● **Task goal**:
Print the data that follows without changing a single word.

● **Source data**:

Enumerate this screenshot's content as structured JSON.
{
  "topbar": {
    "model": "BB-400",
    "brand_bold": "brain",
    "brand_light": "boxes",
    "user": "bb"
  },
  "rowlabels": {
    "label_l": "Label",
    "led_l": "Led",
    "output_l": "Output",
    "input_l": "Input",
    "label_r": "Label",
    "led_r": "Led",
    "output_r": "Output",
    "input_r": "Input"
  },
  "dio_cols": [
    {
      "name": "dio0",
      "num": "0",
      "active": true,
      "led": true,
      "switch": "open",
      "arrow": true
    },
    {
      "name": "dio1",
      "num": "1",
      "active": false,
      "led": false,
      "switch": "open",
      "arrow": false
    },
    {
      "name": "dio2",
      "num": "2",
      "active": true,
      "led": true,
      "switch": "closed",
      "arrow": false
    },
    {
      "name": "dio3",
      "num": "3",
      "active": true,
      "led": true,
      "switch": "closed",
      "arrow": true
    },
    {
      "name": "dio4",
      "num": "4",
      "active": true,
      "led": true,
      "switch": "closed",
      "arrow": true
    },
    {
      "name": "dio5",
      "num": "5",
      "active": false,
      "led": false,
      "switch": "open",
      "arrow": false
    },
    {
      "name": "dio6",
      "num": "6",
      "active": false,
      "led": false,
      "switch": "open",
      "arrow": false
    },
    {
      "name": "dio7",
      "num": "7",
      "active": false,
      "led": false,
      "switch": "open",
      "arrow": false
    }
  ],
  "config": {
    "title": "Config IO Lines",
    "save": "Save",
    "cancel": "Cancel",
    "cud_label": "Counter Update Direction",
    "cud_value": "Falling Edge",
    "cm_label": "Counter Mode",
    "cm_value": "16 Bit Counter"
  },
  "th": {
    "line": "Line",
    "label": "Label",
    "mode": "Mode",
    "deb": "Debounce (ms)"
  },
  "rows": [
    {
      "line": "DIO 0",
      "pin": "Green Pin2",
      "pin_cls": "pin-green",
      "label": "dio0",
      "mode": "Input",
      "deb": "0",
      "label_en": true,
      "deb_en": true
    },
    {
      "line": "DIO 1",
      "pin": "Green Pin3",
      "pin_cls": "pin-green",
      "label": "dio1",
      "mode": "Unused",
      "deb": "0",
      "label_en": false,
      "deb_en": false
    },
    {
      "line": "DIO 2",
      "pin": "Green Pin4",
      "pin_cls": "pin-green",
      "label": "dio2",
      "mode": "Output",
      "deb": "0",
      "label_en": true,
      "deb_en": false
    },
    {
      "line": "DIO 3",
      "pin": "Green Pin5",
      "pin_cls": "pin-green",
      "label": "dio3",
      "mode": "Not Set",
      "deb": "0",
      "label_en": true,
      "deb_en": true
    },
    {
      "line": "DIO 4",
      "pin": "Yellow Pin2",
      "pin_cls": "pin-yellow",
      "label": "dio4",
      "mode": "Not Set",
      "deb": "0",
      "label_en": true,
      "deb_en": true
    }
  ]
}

● **Result for this exercise**:
Enumerate this screenshot's content as structured JSON.
{
  "topbar": {
    "model": "BB-400",
    "brand_bold": "brain",
    "brand_light": "boxes",
    "user": "bb"
  },
  "rowlabels": {
    "label_l": "Label",
    "led_l": "Led",
    "output_l": "Output",
    "input_l": "Input",
    "label_r": "Label",
    "led_r": "Led",
    "output_r": "Output",
    "input_r": "Input"
  },
  "dio_cols": [
    {
      "name": "dio0",
      "num": "0",
      "active": true,
      "led": true,
      "switch": "open",
      "arrow": true
    },
    {
      "name": "dio1",
      "num": "1",
      "active": false,
      "led": false,
      "switch": "open",
      "arrow": false
    },
    {
      "name": "dio2",
      "num": "2",
      "active": true,
      "led": true,
      "switch": "closed",
      "arrow": false
    },
    {
      "name": "dio3",
      "num": "3",
      "active": true,
      "led": true,
      "switch": "closed",
      "arrow": true
    },
    {
      "name": "dio4",
      "num": "4",
      "active": true,
      "led": true,
      "switch": "closed",
      "arrow": true
    },
    {
      "name": "dio5",
      "num": "5",
      "active": false,
      "led": false,
      "switch": "open",
      "arrow": false
    },
    {
      "name": "dio6",
      "num": "6",
      "active": false,
      "led": false,
      "switch": "open",
      "arrow": false
    },
    {
      "name": "dio7",
      "num": "7",
      "active": false,
      "led": false,
      "switch": "open",
      "arrow": false
    }
  ],
  "config": {
    "title": "Config IO Lines",
    "save": "Save",
    "cancel": "Cancel",
    "cud_label": "Counter Update Direction",
    "cud_value": "Falling Edge",
    "cm_label": "Counter Mode",
    "cm_value": "16 Bit Counter"
  },
  "th": {
    "line": "Line",
    "label": "Label",
    "mode": "Mode",
    "deb": "Debounce (ms)"
  },
  "rows": [
    {
      "line": "DIO 0",
      "pin": "Green Pin2",
      "pin_cls": "pin-green",
      "label": "dio0",
      "mode": "Input",
      "deb": "0",
      "label_en": true,
      "deb_en": true
    },
    {
      "line": "DIO 1",
      "pin": "Green Pin3",
      "pin_cls": "pin-green",
      "label": "dio1",
      "mode": "Unused",
      "deb": "0",
      "label_en": false,
      "deb_en": false
    },
    {
      "line": "DIO 2",
      "pin": "Green Pin4",
      "pin_cls": "pin-green",
      "label": "dio2",
      "mode": "Output",
      "deb": "0",
      "label_en": true,
      "deb_en": false
    },
    {
      "line": "DIO 3",
      "pin": "Green Pin5",
      "pin_cls": "pin-green",
      "label": "dio3",
      "mode": "Not Set",
      "deb": "0",
      "label_en": true,
      "deb_en": true
    },
    {
      "line": "DIO 4",
      "pin": "Yellow Pin2",
      "pin_cls": "pin-yellow",
      "label": "dio4",
      "mode": "Not Set",
      "deb": "0",
      "label_en": true,
      "deb_en": true
    }
  ]
}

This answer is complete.